Frequency meter


A frequency meter is an instrument that displays the frequency of a periodic electrical signal.


Various types of frequency meters are used. Many are instruments of the deflection type, ordinarily used for measuring low frequencies but capable of being used for frequencies as high as 900 Hz. These operate by balancing two opposing forces. Changes in the frequency to be measured cause a change in this balance that can be measured by the deflection of a pointer on a scale. Deflection-type meters are of two types, electrically resonant circuits and ratiometers.


An example of a simple electrically resonant circuit is a moving-coil meter. In one version, this device has two coils tuned to different frequencies and connected at right angles to one another in such a way that the whole element, with attached pointer, can move. Frequencies in the middle of the meter’s range cause the currents in the two coils to be approximately equal and the pointer to indicate the midpoint of a scale.
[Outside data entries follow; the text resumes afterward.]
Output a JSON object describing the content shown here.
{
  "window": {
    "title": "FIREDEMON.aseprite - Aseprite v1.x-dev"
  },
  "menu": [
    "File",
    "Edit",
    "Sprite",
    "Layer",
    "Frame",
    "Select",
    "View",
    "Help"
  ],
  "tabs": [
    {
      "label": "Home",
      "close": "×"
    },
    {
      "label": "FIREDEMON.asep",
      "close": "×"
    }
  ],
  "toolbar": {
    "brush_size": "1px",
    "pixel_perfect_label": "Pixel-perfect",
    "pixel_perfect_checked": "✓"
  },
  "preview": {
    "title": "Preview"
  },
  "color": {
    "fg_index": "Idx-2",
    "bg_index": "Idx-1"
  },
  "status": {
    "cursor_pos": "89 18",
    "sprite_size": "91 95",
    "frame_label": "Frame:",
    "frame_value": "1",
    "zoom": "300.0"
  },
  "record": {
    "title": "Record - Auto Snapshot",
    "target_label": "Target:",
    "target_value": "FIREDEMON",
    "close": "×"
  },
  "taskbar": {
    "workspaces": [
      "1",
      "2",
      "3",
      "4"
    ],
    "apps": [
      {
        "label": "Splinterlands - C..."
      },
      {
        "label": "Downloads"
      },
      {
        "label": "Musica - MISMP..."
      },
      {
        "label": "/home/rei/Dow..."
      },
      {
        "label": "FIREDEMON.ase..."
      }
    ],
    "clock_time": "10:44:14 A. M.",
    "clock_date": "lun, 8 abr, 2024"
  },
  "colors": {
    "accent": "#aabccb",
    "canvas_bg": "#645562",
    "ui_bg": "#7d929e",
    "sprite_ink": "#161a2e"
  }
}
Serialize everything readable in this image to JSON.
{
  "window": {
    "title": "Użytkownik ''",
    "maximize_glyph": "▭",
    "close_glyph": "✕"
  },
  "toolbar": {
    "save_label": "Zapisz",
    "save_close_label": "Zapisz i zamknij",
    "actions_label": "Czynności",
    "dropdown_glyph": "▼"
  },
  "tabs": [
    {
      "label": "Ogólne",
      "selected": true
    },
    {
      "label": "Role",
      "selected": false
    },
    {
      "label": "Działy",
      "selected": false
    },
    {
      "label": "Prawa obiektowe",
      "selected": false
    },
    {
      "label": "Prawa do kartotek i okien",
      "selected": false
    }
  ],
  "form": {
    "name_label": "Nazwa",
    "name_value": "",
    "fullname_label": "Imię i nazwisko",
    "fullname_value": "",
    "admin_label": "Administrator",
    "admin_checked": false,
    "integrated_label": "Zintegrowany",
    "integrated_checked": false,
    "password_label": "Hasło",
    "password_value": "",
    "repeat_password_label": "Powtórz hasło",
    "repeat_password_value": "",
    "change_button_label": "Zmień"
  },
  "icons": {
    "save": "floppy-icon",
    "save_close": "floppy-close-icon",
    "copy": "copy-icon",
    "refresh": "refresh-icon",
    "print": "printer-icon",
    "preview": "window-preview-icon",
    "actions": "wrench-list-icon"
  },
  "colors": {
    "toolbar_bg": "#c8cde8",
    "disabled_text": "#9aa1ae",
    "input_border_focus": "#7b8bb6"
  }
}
Changes in frequency cause an imbalance in the currents in the two coils, causing them, and the pointer, to move.


Another type of frequency meter, Weston Frequency meter is not of the deflection type, is the resonant reed type, ordinarily used in ranges from 10 to 1,000 Hz, although special designs can operate at lower or higher frequencies.


The main principle of working of weston type frequency meter is that "when an current flows through the two coils which are perpendicular to each other, due to these currents some magnetic fields will produce and thus the magnetic needle will deflects towards the stronger magnetic field showing the measurement of frequency on the meter". Construction of weston frequency is as compared to ferrodynamic type of frequency meter. In order to construct a circuit diagram we need two coils, three inductors and two resistors.


Axis of both coils are marked as shown. Scale of the meter is calibrated such that at standard frequency the pointer will take position at 45o. Coil 1 contains a series resistor marked R1 and reactance coil marked as L1, while the coil 2 has a series reactance coil marked as L2 and parallel resistor marked as R2. The indcuctor which is marked as L0 is connected in series with the supply voltage in order to reduce the higher harmonic means here this inductor is working as a filter circuit. Let us look at the working of this meter.


Now when we apply voltage at standard frequency then the pointer will take normal position, if there increase the frequency of the applied voltage then we will see that the pointer will moves towards left marked as higher side as shown in the circuit diagram. Again we reduce the frequency the pointer will start moving towards the right side, if lower the frequency below the normal frequency then it cross the normal position to move towards left side marked lower side as shown in the figure.


Now let us look at the internal working of this meter. Voltage drop across an inductor is directly proportion to frequency of the source voltage, as we increase the frequency of the applied voltage the voltage drop across the inductor L1 increase that means the voltage impressed between the coil 1 is increased hence the current through the coil 1 increase while the current through the coil 2 decreases. Since the current through the coil 1 increases the magnetic field also increases and the magnetic needle attracts more towards the left side showing the increment in the frequency. Similar action will takes if decrease the frequency but in this the pointer will moves towards the left side.


These work by means of tuned steel reeds that vibrate like a tuning fork, under the effect of electric current through a coil; only those reeds that are in resonance vibrate visibly.